Three years ago, Swedish software consultancy Crisp decided that the answer was no. The firm, which has about 40 staff, had already trialled various organisational structures, including the more common practice of having a single leader running the company. Crisp then tried changing its chief executive annually, based on a staff vote, but eventually decided collectively that no boss was needed.
Yassal Sundman, a developer at the firm, explains: “We said, ‘what if we had nobody as our next CEO - what would that look like?’ And then we went through an exercise and listed down the things that the CEO does.” The staff decided that many of the chief executive’s responsibilities overlapped with those of the board, while other roles could be shared among other employees.
“When we looked at it we had nothing left in the CEO column, and we said, ‘all right, why don’t we try it out?'” says Ms Sundman.
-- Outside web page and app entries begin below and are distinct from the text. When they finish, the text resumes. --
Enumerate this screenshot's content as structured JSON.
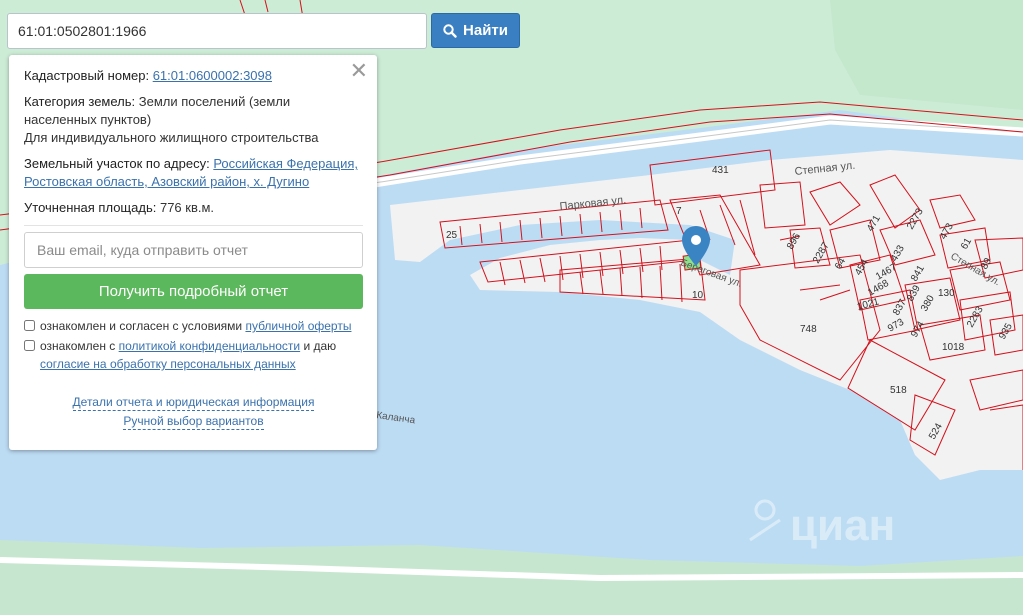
{
  "search": {
    "value": "61:01:0502801:1966",
    "button_label": "Найти",
    "button_icon": "search-icon"
  },
  "info": {
    "close_icon": "close-icon",
    "cadastral_label": "Кадастровый номер:",
    "cadastral_value": "61:01:0600002:3098",
    "category_label": "Категория земель:",
    "category_value": "Земли поселений (земли населенных пунктов)",
    "usage": "Для индивидуального жилищного строительства",
    "address_label": "Земельный участок по адресу:",
    "address_value": "Российская Федерация, Ростовская область, Азовский район, х. Дугино",
    "area_label": "Уточненная площадь:",
    "area_value": "776 кв.м.",
    "email_placeholder": "Ваш email, куда отправить отчет",
    "report_button": "Получить подробный отчет",
    "consent1_pre": "ознакомлен и согласен с условиями",
    "consent1_link": "публичной оферты",
    "consent2_pre": "ознакомлен с",
    "consent2_link": "политикой конфиденциальности",
    "consent2_mid": "и даю",
    "consent2_link2": "согласие на обработку персональных данных",
    "footer_link1": "Детали отчета и юридическая информация",
    "footer_link2": "Ручной выбор вариантов"
  },
  "map": {
    "colors": {
      "water": "#bcdcf4",
      "land": "#f2f2f2",
      "green": "#c8ead2",
      "parcel": "#d4101a",
      "selected": "#8ee08a",
      "marker": "#3a84c4"
    },
    "street_labels": [
      "Парковая ул.",
      "Степная ул.",
      "Береговая ул.",
      "Степная ул."
    ],
    "place_label": "Каланча",
    "parcel_numbers": [
      "431",
      "25",
      "7",
      "10",
      "896",
      "2287",
      "64",
      "454",
      "471",
      "2273",
      "473",
      "61",
      "89",
      "433",
      "1467",
      "841",
      "1468",
      "837",
      "839",
      "130",
      "380",
      "1021",
      "973",
      "974",
      "2283",
      "935",
      "1018",
      "748",
      "518",
      "524"
    ],
    "watermark": "циан",
    "marker_icon": "map-pin-icon"
  }
}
Crisp holds four-day meetings for all staff two to three times a year. They are used to make decisions on issues that affect everyone, such as an office move, but workers are encouraged to make decisions themselves at other times.
It also still has a board - a legal requirement - and this can be used as a last resort to resolve issues if something is not working. Henrik Kniberg, an organisational coach at the firm, argues that not having to ask a boss for decisions on projects or budgets means the firm can respond faster.
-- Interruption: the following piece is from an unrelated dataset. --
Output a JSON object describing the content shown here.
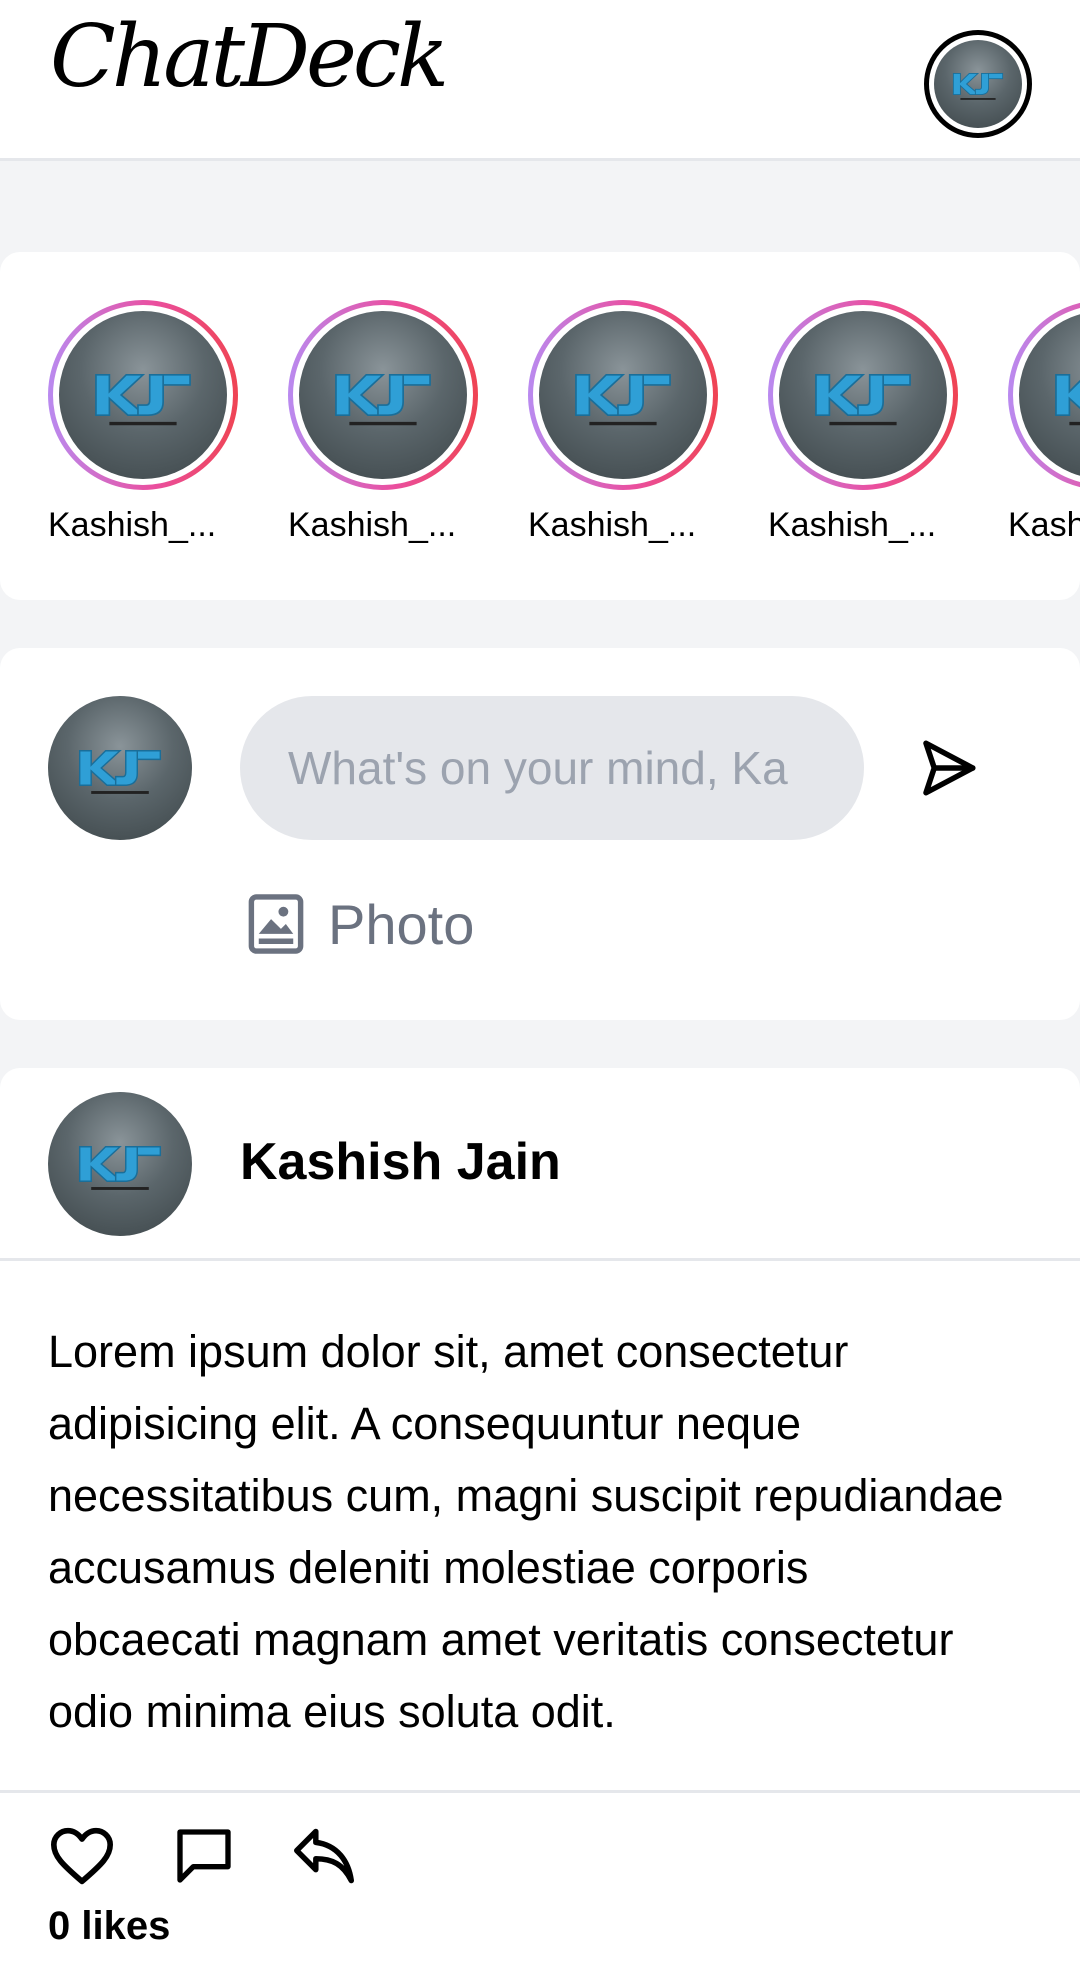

“If you want to get something done, you stand up and start driving that,” he says. Yet Mr Kniberg stresses that not having to ask permission does not remove the need for staff to discuss issues or bounce ideas off each other. Because they are all in charge, workers are more motivated, he argues. Crisp regularly measures staff satisfaction, and the average is about 4.1 out of five.
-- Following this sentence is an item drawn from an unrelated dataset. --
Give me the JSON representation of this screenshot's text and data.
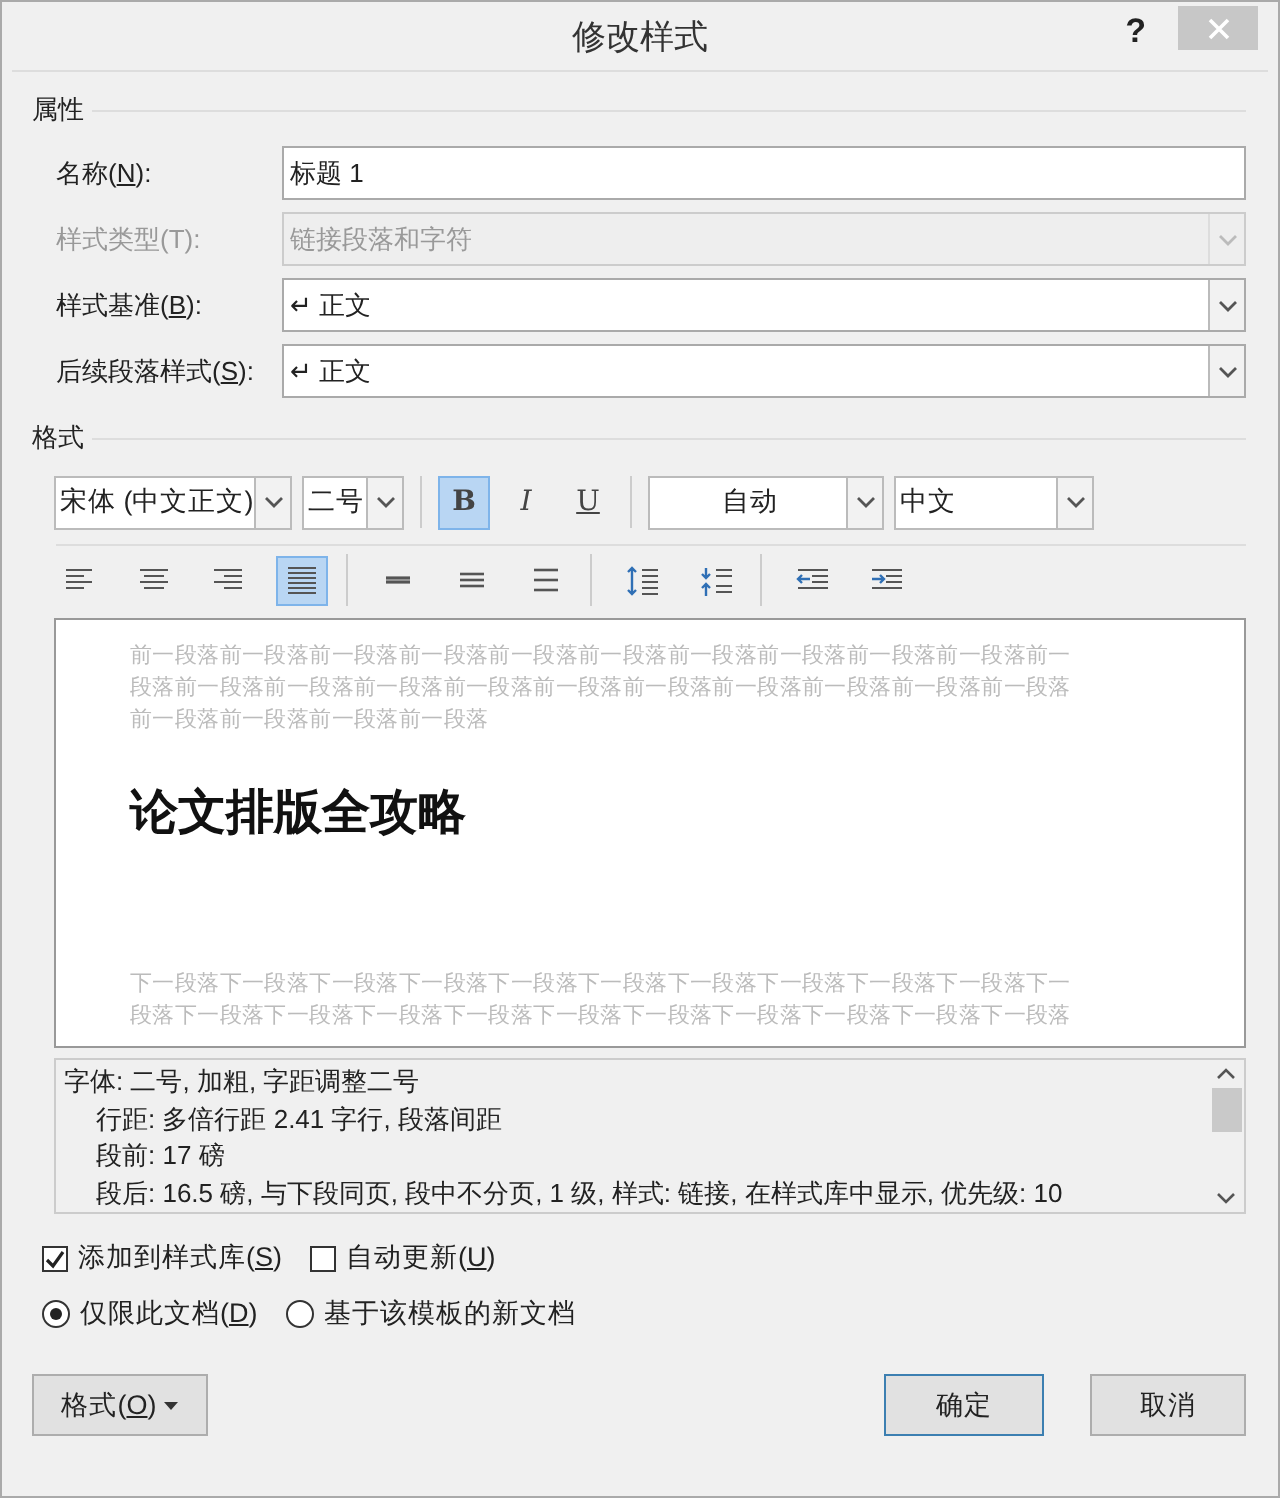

The company is set up like a family, says Mr Kniberg. While nobody tells anyone exactly what to do, the unspoken understanding is that you don’t mess up the house.
But what if the rest of the staff feel that one worker has made a terrible decision? Ms Sundman says that is okay. “At least you did the thing that was right in the moment - and then we can have a discussion about it. You can explain why it is that you thought this was a good way, and actually you might get everybody else to think the same way.” Ultimately, the firm hopes that its way of working could inspire other companies to emulate the “Crisp DNA”.
Although Crisp’s move may seem radical, plenty of companies have trialled a similar arrangement. One of the best-known is online shoe and clothing retailer Zappos, which is owned by Amazon. In 2013 the firm adopted a new management structure called “holacracy”, which was intended to eliminate workplace hierarchy and foster collaboration. However, almost a fifth of Zappos staff subsequently departed, with chief executive Tony Hsieh admitting that “self-management is not for everyone”. While there is a growing trend for flatter organisational structures - meaning fewer middle managers and bosses - most of the more radical experiments are taking place in small start-ups. As well as employing fewer people, such firms do not have the long corporate history that can make major changes much more difficult to implement.
Drew Houston, founder of online file-sharing service Dropbox, does not believe a leaderless structure can work in larger firms because it would be too chaotic. The main risk, he says, is that staff will encroach into each other’s areas of responsibility, making them less efficient. “Often infinite freedom like that can be pretty disorientating. It doesn’t always feel good, because you no longer know what you’re supposed to do, what’s important and you’re bumping up against other people,” Mr Houston says.